I designed a custom board for my zynthian i2c-ioexpander to connect the rotary encoders to it. I designed the board in Kicad, which is a tool I'm absolutely not familiar with and I have the feeling that it will take me some time to understand at least a little bit of what I'm actually doning.
Then I transferred the exported board design to a copper layer and etched it using Fe-III-Chloride. What surprised me during the process was, that the hardest part in the whole process was transferring the designs to the board.
For my first try I used glossy photo paper I had laying around - which wasn't really suited for the task, because I learned that it is apparently coated with a plastic layer. My Iron didn't like that, and my attempts to clean it resulted in a burnt finger :-/
my next few tries failed because when cutting the board into the right size some copper pieces bend upwards and stopped the paper I printed the designs on to lay flat on the copper
then I destroyed one or two tries by being to impatient and using to cold water to dissolve the paper
but on try number 6 I finally managed to get a decent toner transfer and etched the board. Which worked way better than I expected - after a few minutes etching and rubbing it with a sponge the board looked pretty nice.
Now I need to drill 54 holes without messing up, solder the pin headers and a chip-socket without making mistakes and if I made no errors in my initial kicad-designs everything should work
lets see how this turns out - what could possibly go wrong? :-)read more ...

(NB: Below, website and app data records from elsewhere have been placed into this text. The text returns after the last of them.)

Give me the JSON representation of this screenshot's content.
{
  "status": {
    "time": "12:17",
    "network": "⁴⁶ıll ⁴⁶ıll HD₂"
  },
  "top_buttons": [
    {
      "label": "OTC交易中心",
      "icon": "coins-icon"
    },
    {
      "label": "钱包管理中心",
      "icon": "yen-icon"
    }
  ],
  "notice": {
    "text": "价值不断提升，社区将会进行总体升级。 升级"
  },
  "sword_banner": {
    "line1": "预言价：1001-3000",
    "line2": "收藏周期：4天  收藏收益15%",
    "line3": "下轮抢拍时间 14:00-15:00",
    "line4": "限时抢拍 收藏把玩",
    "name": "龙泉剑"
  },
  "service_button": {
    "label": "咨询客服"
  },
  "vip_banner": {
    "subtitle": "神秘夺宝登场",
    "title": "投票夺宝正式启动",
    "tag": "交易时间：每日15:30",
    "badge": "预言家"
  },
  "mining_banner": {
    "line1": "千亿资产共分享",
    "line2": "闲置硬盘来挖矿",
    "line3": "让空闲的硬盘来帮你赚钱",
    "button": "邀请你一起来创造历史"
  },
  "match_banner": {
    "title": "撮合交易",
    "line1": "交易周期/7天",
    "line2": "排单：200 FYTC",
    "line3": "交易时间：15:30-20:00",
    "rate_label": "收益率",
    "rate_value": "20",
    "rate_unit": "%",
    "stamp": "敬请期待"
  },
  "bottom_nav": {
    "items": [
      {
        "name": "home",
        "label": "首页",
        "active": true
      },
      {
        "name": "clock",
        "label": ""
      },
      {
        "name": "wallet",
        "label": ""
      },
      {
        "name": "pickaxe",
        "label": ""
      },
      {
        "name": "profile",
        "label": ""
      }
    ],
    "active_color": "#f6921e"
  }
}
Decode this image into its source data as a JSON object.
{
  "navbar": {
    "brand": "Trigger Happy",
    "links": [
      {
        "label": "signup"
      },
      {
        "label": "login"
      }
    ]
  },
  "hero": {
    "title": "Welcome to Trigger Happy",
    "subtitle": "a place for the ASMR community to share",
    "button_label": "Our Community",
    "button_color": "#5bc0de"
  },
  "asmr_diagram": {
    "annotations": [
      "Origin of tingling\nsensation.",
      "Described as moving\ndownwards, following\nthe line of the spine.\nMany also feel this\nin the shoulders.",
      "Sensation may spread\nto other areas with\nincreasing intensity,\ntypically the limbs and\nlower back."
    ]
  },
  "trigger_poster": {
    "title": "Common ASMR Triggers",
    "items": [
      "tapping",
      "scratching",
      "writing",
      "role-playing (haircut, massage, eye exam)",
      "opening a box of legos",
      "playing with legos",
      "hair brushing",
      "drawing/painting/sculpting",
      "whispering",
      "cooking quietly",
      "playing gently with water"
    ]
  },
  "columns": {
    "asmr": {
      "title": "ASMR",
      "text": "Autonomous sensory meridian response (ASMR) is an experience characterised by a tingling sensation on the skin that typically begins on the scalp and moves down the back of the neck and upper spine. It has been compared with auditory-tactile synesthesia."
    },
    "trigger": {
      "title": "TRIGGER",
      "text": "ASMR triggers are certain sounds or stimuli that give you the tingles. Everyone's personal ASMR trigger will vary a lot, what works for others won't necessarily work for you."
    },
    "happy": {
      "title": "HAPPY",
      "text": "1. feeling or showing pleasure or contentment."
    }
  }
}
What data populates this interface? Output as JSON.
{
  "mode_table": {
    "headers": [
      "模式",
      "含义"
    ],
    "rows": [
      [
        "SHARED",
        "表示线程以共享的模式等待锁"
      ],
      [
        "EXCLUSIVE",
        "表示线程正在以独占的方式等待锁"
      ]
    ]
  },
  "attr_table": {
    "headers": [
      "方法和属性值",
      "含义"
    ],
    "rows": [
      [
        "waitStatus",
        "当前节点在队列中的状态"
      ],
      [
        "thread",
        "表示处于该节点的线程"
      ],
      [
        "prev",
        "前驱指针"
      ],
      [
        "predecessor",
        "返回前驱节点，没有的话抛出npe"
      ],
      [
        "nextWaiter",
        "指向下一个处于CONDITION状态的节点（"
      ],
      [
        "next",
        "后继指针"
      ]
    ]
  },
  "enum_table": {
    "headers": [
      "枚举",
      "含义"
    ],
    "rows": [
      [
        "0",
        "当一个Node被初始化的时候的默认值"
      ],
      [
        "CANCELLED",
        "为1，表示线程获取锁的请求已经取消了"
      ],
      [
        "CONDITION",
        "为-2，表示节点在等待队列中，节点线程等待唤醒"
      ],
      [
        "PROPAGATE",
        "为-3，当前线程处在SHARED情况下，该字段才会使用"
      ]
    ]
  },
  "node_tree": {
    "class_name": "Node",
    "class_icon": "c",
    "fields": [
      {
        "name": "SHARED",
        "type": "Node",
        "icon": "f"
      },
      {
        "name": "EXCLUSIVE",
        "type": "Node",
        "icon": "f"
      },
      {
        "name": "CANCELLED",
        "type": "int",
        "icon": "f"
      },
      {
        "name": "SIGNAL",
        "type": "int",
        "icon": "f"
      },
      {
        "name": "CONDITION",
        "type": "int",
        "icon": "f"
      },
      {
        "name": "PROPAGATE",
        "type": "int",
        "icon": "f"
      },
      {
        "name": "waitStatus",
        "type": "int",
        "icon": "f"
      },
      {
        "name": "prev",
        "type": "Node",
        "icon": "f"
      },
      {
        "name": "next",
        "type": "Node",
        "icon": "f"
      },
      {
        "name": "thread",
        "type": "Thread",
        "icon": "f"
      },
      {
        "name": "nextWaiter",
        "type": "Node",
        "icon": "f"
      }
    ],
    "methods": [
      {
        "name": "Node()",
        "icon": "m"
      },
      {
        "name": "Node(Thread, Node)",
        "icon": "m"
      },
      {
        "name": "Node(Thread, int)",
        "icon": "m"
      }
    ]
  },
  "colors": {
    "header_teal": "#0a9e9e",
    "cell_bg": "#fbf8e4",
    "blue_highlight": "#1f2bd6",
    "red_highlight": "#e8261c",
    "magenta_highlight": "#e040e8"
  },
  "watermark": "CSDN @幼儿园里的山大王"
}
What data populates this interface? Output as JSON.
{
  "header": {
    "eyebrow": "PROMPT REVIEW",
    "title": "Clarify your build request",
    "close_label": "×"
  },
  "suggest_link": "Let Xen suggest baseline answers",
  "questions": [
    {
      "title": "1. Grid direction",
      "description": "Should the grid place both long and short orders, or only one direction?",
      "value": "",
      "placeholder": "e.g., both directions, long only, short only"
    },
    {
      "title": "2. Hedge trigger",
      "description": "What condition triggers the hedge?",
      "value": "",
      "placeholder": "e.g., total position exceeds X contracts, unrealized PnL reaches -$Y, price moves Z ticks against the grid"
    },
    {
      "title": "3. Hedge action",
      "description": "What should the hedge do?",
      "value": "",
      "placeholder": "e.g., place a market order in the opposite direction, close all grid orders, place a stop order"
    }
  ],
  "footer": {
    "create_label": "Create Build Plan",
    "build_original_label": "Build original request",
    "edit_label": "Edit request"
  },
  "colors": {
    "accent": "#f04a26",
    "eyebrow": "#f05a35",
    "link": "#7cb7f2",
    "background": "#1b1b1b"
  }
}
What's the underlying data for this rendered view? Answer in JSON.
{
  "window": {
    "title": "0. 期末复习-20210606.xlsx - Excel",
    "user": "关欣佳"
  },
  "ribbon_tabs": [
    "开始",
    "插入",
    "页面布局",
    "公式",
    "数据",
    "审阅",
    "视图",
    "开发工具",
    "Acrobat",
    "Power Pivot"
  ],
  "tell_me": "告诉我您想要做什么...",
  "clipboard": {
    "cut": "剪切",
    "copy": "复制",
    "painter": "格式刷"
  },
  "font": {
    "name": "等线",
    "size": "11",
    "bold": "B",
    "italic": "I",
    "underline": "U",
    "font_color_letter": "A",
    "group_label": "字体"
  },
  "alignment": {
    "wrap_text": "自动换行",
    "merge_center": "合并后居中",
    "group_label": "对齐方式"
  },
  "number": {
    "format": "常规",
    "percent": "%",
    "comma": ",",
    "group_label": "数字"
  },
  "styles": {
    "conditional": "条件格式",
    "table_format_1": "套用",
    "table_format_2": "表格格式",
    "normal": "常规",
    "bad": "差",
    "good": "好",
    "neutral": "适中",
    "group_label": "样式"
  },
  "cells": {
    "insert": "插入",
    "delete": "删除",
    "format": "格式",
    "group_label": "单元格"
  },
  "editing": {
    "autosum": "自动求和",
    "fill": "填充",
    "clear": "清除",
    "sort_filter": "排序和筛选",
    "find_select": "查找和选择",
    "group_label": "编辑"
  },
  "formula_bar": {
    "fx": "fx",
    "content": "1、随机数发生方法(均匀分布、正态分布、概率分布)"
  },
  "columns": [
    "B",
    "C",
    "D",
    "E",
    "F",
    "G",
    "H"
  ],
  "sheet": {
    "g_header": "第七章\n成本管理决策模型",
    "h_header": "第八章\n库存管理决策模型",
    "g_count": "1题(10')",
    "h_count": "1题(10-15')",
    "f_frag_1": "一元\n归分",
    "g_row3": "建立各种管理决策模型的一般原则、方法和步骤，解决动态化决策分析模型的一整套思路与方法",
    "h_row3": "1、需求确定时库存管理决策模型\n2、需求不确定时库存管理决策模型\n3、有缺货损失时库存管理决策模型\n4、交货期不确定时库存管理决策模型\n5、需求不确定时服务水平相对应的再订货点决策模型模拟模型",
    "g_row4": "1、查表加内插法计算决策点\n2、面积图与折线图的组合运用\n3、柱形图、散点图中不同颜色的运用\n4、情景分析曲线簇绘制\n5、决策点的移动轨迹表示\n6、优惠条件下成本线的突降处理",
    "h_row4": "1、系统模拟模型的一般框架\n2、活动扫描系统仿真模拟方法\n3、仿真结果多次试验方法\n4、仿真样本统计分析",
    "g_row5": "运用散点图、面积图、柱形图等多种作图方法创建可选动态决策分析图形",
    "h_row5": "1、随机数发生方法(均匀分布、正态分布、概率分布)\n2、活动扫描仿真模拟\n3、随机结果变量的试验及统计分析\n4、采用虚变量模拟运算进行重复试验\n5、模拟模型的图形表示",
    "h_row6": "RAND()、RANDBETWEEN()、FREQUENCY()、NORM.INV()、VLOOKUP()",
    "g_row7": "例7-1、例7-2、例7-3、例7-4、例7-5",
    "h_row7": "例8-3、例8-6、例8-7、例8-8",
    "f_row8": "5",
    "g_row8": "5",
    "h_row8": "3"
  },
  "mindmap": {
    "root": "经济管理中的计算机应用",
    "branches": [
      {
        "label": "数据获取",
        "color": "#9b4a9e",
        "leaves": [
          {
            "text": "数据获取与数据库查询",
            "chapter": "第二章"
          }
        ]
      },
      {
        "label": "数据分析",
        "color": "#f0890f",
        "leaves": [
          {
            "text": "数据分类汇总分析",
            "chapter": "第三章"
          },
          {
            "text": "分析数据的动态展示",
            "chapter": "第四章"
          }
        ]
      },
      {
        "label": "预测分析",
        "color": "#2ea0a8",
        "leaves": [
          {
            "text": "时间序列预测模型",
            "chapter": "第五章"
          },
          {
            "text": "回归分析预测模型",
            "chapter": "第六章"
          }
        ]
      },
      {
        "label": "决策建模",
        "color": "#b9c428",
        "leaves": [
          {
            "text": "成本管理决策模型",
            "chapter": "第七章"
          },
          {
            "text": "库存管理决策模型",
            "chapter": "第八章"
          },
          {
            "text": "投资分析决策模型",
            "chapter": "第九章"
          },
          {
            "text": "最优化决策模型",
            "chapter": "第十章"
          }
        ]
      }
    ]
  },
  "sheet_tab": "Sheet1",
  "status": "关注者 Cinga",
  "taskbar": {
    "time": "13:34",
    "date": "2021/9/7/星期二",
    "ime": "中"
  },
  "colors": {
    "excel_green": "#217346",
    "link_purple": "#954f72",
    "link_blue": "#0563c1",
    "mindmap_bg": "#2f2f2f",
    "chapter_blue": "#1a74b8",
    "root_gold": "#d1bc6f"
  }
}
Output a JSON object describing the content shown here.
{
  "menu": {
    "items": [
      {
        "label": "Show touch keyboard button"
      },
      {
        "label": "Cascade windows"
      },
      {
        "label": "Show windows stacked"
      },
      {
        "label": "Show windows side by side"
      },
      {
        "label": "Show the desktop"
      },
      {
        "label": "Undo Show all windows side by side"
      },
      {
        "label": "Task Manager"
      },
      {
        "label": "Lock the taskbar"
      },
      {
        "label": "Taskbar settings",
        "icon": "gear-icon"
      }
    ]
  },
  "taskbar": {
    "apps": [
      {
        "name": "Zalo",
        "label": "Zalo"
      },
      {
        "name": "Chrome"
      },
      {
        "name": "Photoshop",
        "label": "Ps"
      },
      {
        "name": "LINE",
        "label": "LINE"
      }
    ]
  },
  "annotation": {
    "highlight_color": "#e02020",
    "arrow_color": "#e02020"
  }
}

After considering it for ages I finally dared to mod my volca beat and solder a capacitor on the (in)famous C78 solder point, to fix the snare sound.
The solder pads are REALLY tiny and solding smd stuff is WAAAAY outside my comfort-zone, but it was totaly worth it. The snare sounds a lot more 808-ty and I really like it.
Unfortunately I forgot to shorten the wires on the capacitor as you can see in the photo, so I used a bit of tape to prevent the wires from shorting something on the board (and I will absolutely not unsolder and resolder it :-) )
A detailed description how to mod the volca beat can be found on hackaday atread more ...